■ **Activity**: Repeat the entries that follow, exactly as they are written.

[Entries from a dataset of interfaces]
+---+

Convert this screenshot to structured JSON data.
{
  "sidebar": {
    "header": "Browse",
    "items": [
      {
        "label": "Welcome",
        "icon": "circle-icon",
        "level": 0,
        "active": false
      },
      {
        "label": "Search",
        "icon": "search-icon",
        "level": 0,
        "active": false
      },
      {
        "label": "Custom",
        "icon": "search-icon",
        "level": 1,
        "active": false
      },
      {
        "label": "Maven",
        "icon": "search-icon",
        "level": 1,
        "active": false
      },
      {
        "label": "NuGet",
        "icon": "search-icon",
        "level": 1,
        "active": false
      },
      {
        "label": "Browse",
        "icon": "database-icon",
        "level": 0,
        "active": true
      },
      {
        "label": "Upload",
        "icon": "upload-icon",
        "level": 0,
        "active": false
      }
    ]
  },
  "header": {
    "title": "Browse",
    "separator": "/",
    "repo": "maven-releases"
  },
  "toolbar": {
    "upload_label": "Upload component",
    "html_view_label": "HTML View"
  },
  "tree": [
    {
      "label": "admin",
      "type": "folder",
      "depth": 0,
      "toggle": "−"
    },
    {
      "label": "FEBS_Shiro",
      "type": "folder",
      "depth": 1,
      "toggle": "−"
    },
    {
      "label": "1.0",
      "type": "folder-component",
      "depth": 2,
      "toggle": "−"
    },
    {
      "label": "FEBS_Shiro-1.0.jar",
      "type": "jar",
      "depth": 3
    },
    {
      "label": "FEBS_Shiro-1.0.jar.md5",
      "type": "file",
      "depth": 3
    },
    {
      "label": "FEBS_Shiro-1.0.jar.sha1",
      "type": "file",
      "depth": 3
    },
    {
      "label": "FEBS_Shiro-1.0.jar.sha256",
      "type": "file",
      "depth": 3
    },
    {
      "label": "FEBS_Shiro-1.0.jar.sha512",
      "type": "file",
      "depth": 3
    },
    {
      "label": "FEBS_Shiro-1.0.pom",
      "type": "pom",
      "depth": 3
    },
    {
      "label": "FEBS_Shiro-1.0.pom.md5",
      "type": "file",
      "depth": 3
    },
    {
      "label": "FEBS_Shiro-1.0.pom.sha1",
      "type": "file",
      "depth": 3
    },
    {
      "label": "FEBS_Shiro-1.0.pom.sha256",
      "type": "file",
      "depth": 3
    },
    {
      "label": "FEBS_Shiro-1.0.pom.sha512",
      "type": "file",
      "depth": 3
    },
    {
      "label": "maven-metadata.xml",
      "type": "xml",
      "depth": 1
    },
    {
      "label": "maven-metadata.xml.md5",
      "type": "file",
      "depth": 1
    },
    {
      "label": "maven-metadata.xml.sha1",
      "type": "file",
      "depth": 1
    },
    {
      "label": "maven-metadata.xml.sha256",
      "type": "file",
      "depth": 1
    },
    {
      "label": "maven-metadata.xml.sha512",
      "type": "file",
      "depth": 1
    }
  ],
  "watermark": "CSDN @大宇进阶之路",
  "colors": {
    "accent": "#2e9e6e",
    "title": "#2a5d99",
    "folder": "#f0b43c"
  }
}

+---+

■ **Exercise solution**:
Convert this screenshot to structured JSON data.
{
  "sidebar": {
    "header": "Browse",
    "items": [
      {
        "label": "Welcome",
        "icon": "circle-icon",
        "level": 0,
        "active": false
      },
      {
        "label": "Search",
        "icon": "search-icon",
        "level": 0,
        "active": false
      },
      {
        "label": "Custom",
        "icon": "search-icon",
        "level": 1,
        "active": false
      },
      {
        "label": "Maven",
        "icon": "search-icon",
        "level": 1,
        "active": false
      },
      {
        "label": "NuGet",
        "icon": "search-icon",
        "level": 1,
        "active": false
      },
      {
        "label": "Browse",
        "icon": "database-icon",
        "level": 0,
        "active": true
      },
      {
        "label": "Upload",
        "icon": "upload-icon",
        "level": 0,
        "active": false
      }
    ]
  },
  "header": {
    "title": "Browse",
    "separator": "/",
    "repo": "maven-releases"
  },
  "toolbar": {
    "upload_label": "Upload component",
    "html_view_label": "HTML View"
  },
  "tree": [
    {
      "label": "admin",
      "type": "folder",
      "depth": 0,
      "toggle": "−"
    },
    {
      "label": "FEBS_Shiro",
      "type": "folder",
      "depth": 1,
      "toggle": "−"
    },
    {
      "label": "1.0",
      "type": "folder-component",
      "depth": 2,
      "toggle": "−"
    },
    {
      "label": "FEBS_Shiro-1.0.jar",
      "type": "jar",
      "depth": 3
    },
    {
      "label": "FEBS_Shiro-1.0.jar.md5",
      "type": "file",
      "depth": 3
    },
    {
      "label": "FEBS_Shiro-1.0.jar.sha1",
      "type": "file",
      "depth": 3
    },
    {
      "label": "FEBS_Shiro-1.0.jar.sha256",
      "type": "file",
      "depth": 3
    },
    {
      "label": "FEBS_Shiro-1.0.jar.sha512",
      "type": "file",
      "depth": 3
    },
    {
      "label": "FEBS_Shiro-1.0.pom",
      "type": "pom",
      "depth": 3
    },
    {
      "label": "FEBS_Shiro-1.0.pom.md5",
      "type": "file",
      "depth": 3
    },
    {
      "label": "FEBS_Shiro-1.0.pom.sha1",
      "type": "file",
      "depth": 3
    },
    {
      "label": "FEBS_Shiro-1.0.pom.sha256",
      "type": "file",
      "depth": 3
    },
    {
      "label": "FEBS_Shiro-1.0.pom.sha512",
      "type": "file",
      "depth": 3
    },
    {
      "label": "maven-metadata.xml",
      "type": "xml",
      "depth": 1
    },
    {
      "label": "maven-metadata.xml.md5",
      "type": "file",
      "depth": 1
    },
    {
      "label": "maven-metadata.xml.sha1",
      "type": "file",
      "depth": 1
    },
    {
      "label": "maven-metadata.xml.sha256",
      "type": "file",
      "depth": 1
    },
    {
      "label": "maven-metadata.xml.sha512",
      "type": "file",
      "depth": 1
    }
  ],
  "watermark": "CSDN @大宇进阶之路",
  "colors": {
    "accent": "#2e9e6e",
    "title": "#2a5d99",
    "folder": "#f0b43c"
  }
}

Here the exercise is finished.